CAMH protein discovery may lead to new treatment to prevent smoking relapse

Scientists at the Centre for Addiction and Mental Health (CAMH) have identified a potential new approach to preventing smoking relapse, which occurs frequently in smokers who attempt to quit, despite current treatments.

"We have developed a protein peptide that may be a new type of highly targeted treatment to prevent smoking relapse," says Dr. Fang Liu, Senior Scientist in CAMH's Campbell Family Mental Health Research Institute and Professor in the Department of Psychiatry at the University of Toronto.

Dr. Liu and her team initially found that can enhance binding between two types of – a and a glutamate receptor. They identified the sites where the two receptors bind together. With this information, they were able to generate a protein peptide to disrupt the binding of the two receptors.

Working with CAMH Senior Scientist Dr. Anh Dzung Le, the peptide was then tested in an animal model of relapse. As anticipated, it had the effect of reducing attempts to seek nicotine.

"These discoveries present an avenue to develop an anti-smoking medication that directly targets the relapse process by focusing on this brain target," says Dr. Liu, whose study was published online in the today. "We hope that it will lead to an alternative treatment for smokers who aren't succeeding with current medications." A year after treatment with current medications, only about 20 per cent of people remain abstinent, past research shows.

"As research continues, future steps are to determine how this discovery can be translated into a novel intervention for patients," says Dr. Liu. "We are optimistic that our findings will lead to new options for treatment for smoking, which is the leading preventable cause of disease, disability and premature death in our society."
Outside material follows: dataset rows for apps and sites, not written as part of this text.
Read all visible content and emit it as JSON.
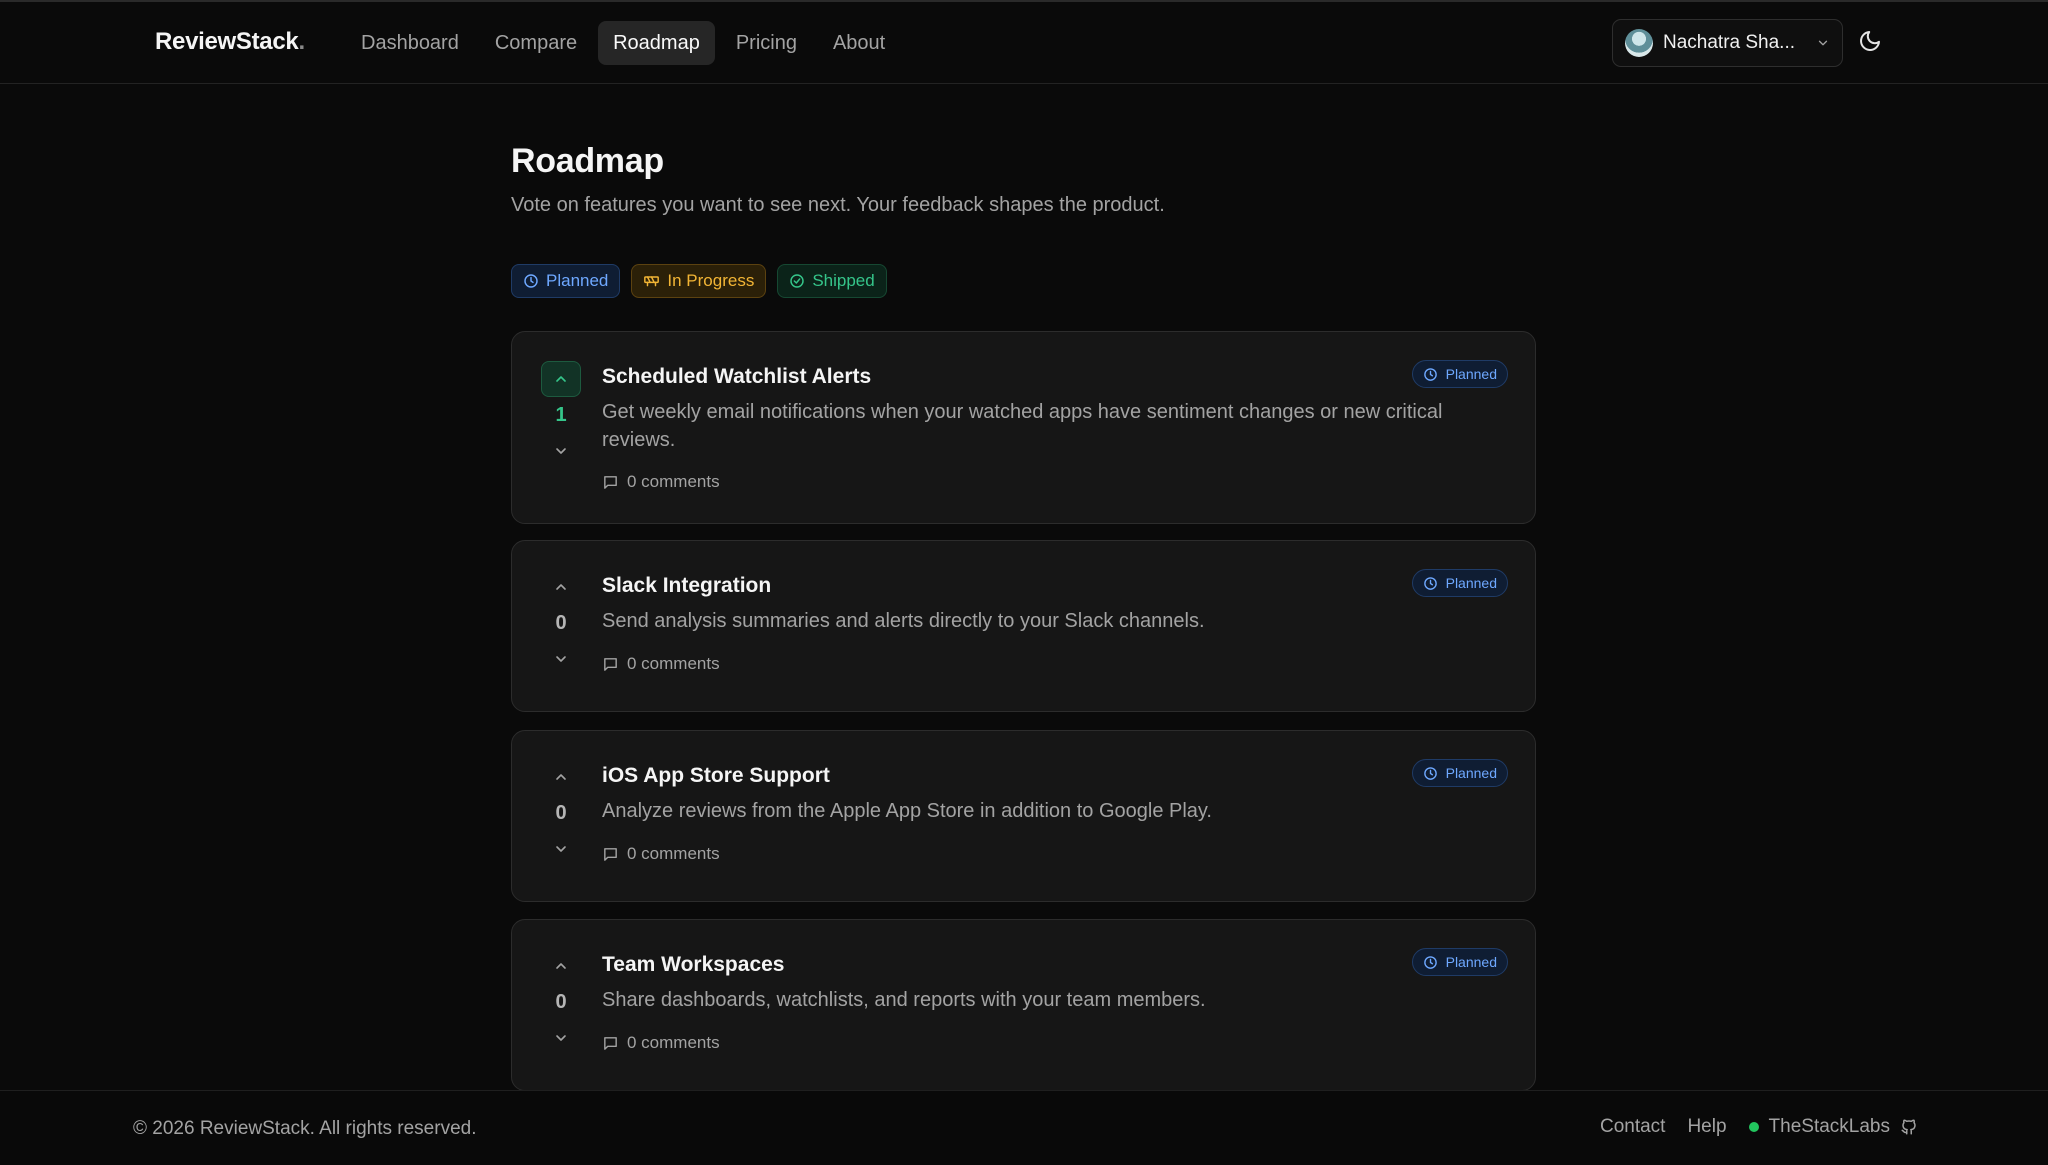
{
  "brand": {
    "name": "ReviewStack",
    "dot": "."
  },
  "nav": {
    "items": [
      {
        "label": "Dashboard"
      },
      {
        "label": "Compare"
      },
      {
        "label": "Roadmap",
        "active": true
      },
      {
        "label": "Pricing"
      },
      {
        "label": "About"
      }
    ]
  },
  "user": {
    "name": "Nachatra Sha..."
  },
  "page": {
    "title": "Roadmap",
    "subtitle": "Vote on features you want to see next. Your feedback shapes the product."
  },
  "filters": [
    {
      "label": "Planned",
      "icon": "clock-icon",
      "color": "#6ea8ff"
    },
    {
      "label": "In Progress",
      "icon": "construction-icon",
      "color": "#f2b535"
    },
    {
      "label": "Shipped",
      "icon": "check-circle-icon",
      "color": "#35c58a"
    }
  ],
  "features": [
    {
      "title": "Scheduled Watchlist Alerts",
      "description": "Get weekly email notifications when your watched apps have sentiment changes or new critical reviews.",
      "votes": "1",
      "voted": true,
      "comments": "0 comments",
      "status": "Planned"
    },
    {
      "title": "Slack Integration",
      "description": "Send analysis summaries and alerts directly to your Slack channels.",
      "votes": "0",
      "voted": false,
      "comments": "0 comments",
      "status": "Planned"
    },
    {
      "title": "iOS App Store Support",
      "description": "Analyze reviews from the Apple App Store in addition to Google Play.",
      "votes": "0",
      "voted": false,
      "comments": "0 comments",
      "status": "Planned"
    },
    {
      "title": "Team Workspaces",
      "description": "Share dashboards, watchlists, and reports with your team members.",
      "votes": "0",
      "voted": false,
      "comments": "0 comments",
      "status": "Planned"
    }
  ],
  "footer": {
    "copyright": "© 2026 ReviewStack. All rights reserved.",
    "contact": "Contact",
    "help": "Help",
    "org": "TheStackLabs"
  },
  "colors": {
    "accent_green": "#35c58a",
    "planned_blue": "#6ea8ff",
    "progress_amber": "#f2b535",
    "background": "#0a0a0a",
    "card": "#161616"
  }
}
add to favorites email to friend print save as pdf

Related Stories

New study demonstrates nicotine's role in smoking behavior

Feb 27, 2007

Tobacco dependence is the leading cause of mortality in Canada. Although most smokers express a desire to stop smoking, only a small number are able to succeed. A new study from the Centre for Addiction and Mental Health ...

Helping ex-smokers resist the urge

Oct 22, 2012

A new inhibitor helps previously nicotine-addicted rats stay on the wagon, according to a study published on October 22nd in the Journal of Experimental Medicine.

Recommended for you

Study reveals state of crisis in Canadian foster care system

Oct 24, 2014

A new study of foster care in Canada led by a researcher at Western University reveals a shrinking number of foster care providers are available across the country to care for a growing number of children with increasingly ...

Researchers prove the benefits of persimmons for diet

Oct 24, 2014

Alba Mir and Ana Domingo, researchers from the Department of Analytical Chemistry of the University of Valencia, under the supervision of professors Miguel de la Guardia and Maria Luisa Cervera, from the same department, ...

Hand blenders used for cooking can emit persistent chemicals

Oct 24, 2014

Eight out of twelve tested models of hand blenders are leaking chlorinated paraffins when used according to the suppliers' instructions. This is revealed in a report from Stockholm University where researchers analyzed a ...

User comments